### Data shown
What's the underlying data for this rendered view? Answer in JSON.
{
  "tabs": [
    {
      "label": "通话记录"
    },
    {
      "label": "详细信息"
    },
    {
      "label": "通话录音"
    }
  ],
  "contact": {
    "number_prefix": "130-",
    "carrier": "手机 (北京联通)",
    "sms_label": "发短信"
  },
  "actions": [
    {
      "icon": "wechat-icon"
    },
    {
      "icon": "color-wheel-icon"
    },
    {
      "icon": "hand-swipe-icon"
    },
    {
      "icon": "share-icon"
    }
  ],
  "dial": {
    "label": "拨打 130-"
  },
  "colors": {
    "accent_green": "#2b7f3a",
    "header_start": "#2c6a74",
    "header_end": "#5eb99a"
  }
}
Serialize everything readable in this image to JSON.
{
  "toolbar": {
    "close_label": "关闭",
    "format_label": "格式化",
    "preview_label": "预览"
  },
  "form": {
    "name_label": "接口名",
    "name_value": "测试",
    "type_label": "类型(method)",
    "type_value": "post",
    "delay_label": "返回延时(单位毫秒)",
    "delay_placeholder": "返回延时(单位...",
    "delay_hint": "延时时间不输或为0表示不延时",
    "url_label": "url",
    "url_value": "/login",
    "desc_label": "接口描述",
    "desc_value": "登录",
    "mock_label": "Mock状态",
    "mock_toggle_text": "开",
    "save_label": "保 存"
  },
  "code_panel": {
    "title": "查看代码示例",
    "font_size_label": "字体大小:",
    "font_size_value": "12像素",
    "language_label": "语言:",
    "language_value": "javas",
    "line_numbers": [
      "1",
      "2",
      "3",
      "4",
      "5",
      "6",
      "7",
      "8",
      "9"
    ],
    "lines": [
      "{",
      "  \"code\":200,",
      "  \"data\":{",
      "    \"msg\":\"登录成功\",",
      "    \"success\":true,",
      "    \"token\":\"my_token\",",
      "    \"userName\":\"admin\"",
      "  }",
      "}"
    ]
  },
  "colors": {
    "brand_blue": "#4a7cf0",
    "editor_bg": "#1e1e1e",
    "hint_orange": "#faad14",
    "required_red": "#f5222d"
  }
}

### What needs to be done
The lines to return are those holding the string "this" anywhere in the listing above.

### Your response
What's the underlying data for this rendered view? Answer in JSON.
Serialize everything readable in this image to JSON.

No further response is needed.